WHAT TO DO:
Search the records for "hkshunfat". Report every line where it occurs.

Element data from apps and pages

=====

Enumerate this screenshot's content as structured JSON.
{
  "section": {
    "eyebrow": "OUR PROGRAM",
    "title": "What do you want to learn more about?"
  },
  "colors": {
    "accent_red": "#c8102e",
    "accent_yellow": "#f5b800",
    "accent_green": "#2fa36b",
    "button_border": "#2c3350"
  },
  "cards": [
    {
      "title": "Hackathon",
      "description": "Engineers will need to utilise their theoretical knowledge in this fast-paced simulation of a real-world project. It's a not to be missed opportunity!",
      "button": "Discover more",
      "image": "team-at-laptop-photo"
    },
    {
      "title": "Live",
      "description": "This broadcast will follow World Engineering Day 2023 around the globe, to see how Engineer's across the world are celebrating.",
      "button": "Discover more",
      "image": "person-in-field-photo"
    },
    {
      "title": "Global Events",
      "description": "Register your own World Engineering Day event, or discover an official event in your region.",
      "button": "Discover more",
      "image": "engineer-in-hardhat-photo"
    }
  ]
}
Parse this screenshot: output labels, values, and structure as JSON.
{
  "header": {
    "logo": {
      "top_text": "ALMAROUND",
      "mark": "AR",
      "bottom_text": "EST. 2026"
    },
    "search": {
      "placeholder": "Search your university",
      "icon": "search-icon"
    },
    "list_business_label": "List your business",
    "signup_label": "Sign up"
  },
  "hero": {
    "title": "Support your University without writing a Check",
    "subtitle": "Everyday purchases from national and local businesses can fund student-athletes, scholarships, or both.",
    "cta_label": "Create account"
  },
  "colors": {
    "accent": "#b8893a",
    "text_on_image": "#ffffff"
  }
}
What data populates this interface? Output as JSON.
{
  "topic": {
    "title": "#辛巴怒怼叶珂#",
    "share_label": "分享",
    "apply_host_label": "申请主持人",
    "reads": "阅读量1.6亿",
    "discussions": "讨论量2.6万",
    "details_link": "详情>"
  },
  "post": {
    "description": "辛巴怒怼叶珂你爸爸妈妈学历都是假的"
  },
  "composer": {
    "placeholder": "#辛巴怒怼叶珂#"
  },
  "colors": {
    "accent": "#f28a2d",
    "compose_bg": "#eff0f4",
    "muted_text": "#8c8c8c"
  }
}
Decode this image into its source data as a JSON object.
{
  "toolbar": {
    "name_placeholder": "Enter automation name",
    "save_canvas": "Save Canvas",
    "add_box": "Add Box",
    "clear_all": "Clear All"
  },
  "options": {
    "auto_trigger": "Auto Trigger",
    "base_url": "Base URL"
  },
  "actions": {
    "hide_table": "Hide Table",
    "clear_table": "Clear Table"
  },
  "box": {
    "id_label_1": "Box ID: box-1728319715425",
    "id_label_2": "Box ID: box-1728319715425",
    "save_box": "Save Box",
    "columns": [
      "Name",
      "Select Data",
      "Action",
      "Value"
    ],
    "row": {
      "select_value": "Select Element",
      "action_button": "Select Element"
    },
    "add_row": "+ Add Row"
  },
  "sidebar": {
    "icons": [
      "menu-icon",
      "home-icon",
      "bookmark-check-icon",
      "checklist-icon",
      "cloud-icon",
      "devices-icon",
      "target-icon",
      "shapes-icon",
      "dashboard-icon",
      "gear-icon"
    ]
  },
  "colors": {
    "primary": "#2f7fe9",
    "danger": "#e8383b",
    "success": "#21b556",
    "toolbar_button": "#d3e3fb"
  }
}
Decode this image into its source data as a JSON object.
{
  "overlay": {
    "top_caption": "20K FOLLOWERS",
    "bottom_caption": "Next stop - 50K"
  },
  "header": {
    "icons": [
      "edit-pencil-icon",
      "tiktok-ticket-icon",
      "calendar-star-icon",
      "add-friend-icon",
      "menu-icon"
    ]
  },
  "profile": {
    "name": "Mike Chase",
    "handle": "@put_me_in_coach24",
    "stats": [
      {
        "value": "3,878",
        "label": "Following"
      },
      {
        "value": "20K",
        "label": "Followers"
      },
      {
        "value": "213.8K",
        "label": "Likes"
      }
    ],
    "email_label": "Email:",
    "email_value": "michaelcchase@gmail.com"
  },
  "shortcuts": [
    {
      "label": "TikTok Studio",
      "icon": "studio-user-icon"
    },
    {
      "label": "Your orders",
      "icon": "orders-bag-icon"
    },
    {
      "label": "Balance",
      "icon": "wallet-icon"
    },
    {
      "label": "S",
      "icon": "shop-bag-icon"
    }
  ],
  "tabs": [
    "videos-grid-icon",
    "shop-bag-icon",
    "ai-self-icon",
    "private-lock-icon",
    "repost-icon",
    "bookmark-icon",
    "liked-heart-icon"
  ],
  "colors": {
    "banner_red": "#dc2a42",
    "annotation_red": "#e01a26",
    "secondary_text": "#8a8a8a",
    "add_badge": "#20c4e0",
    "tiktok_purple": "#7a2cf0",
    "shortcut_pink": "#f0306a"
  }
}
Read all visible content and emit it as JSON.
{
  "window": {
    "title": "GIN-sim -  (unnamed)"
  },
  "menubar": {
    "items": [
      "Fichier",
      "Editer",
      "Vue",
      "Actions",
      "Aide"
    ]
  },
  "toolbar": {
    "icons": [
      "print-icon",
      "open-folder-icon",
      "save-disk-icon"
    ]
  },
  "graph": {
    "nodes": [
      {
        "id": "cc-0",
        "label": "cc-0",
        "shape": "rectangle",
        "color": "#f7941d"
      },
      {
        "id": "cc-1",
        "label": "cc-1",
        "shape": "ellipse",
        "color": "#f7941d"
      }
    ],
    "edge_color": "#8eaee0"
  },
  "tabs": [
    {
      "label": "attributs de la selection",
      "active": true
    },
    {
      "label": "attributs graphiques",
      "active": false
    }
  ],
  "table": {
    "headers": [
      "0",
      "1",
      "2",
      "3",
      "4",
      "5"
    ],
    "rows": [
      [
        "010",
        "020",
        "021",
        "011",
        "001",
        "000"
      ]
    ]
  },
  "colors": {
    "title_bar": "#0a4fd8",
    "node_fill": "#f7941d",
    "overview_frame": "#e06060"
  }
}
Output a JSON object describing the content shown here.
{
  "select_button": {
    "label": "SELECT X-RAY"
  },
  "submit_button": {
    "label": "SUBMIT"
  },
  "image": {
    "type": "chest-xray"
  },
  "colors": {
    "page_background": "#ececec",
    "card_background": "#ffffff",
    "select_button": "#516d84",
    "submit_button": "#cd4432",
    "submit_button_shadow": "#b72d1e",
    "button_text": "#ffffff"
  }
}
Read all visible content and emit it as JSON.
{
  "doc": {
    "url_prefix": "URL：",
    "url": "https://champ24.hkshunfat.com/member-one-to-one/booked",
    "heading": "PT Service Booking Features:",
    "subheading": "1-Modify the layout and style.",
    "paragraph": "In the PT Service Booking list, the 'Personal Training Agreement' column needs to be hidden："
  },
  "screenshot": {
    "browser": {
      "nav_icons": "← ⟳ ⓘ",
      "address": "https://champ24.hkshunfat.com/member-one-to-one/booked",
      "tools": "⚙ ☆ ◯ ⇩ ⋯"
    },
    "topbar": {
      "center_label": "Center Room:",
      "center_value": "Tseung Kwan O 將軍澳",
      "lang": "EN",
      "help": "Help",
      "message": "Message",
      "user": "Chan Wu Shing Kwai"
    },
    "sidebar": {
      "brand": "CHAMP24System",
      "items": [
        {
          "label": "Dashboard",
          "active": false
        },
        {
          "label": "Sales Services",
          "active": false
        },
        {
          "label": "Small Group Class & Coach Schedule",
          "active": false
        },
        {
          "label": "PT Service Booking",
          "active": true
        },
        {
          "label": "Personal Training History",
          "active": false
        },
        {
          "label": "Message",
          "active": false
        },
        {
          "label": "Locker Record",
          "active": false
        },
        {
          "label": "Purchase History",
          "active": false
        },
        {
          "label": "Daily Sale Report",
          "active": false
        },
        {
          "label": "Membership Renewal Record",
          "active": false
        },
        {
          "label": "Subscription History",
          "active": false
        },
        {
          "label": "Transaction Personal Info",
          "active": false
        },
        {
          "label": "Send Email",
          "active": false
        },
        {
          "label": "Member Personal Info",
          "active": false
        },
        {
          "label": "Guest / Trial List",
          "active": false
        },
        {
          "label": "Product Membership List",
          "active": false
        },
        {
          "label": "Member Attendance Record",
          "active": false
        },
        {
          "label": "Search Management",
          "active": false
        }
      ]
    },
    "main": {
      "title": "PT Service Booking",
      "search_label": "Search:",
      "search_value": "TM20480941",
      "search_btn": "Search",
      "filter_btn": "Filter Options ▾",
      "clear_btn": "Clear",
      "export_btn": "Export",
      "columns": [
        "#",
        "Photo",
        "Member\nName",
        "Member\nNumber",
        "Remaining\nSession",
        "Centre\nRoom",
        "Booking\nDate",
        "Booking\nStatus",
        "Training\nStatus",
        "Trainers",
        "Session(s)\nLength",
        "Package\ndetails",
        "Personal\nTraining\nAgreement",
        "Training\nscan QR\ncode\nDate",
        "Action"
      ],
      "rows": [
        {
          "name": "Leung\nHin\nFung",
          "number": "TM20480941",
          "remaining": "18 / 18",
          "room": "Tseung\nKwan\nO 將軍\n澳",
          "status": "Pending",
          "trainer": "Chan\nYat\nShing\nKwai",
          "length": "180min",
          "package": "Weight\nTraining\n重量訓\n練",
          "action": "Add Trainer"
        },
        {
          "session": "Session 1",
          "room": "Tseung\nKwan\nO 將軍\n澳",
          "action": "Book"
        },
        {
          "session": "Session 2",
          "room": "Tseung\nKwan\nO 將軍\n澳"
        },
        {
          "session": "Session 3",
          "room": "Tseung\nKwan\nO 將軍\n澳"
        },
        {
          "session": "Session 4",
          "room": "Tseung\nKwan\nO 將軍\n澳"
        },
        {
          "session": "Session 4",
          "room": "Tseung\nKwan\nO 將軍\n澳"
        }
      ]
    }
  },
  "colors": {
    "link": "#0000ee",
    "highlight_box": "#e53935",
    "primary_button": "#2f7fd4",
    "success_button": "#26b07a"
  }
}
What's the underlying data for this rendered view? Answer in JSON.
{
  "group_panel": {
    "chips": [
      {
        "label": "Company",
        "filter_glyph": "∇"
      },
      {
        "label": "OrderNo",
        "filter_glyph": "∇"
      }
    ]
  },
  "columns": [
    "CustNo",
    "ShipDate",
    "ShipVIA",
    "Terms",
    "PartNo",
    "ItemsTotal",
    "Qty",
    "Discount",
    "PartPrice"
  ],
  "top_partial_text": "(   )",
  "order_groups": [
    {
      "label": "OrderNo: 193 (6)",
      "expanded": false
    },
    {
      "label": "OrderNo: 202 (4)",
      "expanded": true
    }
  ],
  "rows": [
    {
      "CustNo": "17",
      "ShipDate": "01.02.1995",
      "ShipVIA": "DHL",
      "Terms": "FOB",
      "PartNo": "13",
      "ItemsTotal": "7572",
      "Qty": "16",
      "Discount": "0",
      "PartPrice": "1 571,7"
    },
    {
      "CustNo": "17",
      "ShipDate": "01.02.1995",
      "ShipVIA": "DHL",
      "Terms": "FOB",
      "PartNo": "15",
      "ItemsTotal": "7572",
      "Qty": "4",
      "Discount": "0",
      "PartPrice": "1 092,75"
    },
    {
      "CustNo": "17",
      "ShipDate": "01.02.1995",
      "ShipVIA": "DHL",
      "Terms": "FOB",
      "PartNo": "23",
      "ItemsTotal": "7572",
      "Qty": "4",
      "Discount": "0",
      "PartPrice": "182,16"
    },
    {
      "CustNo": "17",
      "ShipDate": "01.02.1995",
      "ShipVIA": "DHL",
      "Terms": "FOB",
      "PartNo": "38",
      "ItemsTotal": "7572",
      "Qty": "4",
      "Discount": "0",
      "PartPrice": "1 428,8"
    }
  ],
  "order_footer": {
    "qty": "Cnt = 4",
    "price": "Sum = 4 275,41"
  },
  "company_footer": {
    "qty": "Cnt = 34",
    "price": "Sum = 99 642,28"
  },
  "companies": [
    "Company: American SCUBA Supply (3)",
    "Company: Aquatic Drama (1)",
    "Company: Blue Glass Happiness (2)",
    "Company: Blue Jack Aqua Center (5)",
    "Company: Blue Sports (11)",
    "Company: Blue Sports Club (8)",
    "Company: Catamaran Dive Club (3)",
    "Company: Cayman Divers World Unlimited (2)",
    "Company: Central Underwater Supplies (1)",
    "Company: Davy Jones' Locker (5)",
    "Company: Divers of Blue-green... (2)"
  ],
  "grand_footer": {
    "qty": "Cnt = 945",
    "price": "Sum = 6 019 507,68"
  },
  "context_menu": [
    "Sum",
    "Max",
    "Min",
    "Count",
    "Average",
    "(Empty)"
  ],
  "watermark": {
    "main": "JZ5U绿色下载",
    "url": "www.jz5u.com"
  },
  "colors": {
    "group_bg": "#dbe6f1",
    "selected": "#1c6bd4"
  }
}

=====

TASK SOLUTION:
    "url": "https://champ24.hkshunfat.com/member-one-to-one/booked",
      "address": "https://champ24.hkshunfat.com/member-one-to-one/booked",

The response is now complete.